GIVEN DATA.
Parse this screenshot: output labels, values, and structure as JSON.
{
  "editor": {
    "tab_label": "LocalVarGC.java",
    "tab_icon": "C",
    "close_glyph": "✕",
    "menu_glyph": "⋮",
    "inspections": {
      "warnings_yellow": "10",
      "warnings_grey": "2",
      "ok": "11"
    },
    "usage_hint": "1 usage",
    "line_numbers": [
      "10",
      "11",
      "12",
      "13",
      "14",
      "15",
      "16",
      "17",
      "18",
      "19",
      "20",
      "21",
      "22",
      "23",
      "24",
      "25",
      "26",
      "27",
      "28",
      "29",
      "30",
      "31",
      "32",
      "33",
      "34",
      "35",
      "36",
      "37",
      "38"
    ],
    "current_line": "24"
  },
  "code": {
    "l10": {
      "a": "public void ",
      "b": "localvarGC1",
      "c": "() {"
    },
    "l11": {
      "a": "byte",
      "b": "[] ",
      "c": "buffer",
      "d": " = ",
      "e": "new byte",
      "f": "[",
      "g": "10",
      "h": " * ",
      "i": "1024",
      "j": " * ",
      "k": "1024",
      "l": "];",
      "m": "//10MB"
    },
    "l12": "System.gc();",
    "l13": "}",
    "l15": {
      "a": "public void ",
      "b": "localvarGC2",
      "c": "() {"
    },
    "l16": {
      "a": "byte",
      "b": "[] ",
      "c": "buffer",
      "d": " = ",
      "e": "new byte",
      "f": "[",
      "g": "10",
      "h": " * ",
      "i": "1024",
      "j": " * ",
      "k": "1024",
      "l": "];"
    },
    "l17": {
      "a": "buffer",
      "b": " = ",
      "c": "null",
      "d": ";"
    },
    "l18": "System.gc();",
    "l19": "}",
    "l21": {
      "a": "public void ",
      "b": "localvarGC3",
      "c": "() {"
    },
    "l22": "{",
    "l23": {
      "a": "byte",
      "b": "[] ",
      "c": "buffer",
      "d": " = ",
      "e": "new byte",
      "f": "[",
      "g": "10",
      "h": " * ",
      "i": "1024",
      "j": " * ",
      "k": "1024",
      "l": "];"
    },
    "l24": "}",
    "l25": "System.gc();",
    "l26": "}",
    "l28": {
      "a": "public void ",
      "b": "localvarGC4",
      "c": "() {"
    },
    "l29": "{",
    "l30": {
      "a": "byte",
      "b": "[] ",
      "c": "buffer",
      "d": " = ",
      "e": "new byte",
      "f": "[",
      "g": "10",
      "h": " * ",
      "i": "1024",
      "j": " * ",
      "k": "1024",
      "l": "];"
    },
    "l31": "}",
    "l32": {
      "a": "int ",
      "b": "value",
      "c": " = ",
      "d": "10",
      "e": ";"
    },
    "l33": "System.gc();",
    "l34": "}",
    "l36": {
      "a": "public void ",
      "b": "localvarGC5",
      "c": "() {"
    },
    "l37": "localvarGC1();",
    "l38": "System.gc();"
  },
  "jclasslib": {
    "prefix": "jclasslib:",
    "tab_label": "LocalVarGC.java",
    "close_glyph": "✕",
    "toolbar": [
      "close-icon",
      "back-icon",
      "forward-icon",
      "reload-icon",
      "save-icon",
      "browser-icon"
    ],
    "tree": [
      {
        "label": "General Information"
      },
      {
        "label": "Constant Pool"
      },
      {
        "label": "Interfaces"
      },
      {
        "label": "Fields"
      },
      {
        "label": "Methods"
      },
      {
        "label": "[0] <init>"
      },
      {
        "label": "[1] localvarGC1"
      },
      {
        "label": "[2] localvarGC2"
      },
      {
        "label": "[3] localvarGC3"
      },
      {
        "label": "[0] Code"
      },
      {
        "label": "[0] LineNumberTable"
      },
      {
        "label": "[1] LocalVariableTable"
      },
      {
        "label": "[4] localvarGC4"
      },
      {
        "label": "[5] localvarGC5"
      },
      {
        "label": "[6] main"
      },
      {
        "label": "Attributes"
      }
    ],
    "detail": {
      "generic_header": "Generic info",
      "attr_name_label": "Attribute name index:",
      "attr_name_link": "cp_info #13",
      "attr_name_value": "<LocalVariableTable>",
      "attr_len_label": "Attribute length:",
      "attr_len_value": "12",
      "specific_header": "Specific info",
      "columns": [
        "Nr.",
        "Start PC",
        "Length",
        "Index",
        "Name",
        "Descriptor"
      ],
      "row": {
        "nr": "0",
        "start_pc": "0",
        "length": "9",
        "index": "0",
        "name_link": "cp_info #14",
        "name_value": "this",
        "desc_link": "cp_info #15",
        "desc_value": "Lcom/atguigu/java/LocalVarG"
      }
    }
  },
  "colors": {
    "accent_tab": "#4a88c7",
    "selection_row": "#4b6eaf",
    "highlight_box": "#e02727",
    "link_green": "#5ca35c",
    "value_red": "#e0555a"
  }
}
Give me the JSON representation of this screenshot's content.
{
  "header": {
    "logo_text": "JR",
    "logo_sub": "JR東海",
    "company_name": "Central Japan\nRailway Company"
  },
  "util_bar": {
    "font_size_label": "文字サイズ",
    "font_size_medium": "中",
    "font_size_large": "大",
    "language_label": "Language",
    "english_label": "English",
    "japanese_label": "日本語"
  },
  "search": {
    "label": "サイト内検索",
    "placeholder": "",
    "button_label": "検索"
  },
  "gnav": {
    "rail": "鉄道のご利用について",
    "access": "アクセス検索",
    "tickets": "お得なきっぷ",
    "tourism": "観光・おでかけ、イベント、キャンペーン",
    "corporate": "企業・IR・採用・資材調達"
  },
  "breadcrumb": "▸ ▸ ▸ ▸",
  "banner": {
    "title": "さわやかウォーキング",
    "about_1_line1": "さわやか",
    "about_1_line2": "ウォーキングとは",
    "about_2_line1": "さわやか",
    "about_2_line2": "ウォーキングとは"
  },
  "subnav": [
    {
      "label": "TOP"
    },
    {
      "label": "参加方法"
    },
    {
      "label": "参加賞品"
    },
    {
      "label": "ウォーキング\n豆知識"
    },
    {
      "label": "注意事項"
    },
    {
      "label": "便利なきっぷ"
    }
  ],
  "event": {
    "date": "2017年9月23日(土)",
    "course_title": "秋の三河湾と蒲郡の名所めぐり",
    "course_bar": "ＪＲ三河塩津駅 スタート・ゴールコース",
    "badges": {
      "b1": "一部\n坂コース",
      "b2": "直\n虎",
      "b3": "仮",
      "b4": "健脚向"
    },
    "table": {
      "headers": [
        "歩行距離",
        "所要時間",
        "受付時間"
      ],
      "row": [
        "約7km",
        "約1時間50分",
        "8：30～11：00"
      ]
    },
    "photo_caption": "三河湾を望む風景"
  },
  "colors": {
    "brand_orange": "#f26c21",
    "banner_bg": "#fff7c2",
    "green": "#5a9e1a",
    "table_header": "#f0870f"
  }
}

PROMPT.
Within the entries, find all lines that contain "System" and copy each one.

ANSWER FOR THIS EXERCISE.
    "l12": "System.gc();",
    "l18": "System.gc();",
    "l25": "System.gc();",
    "l33": "System.gc();",
    "l38": "System.gc();"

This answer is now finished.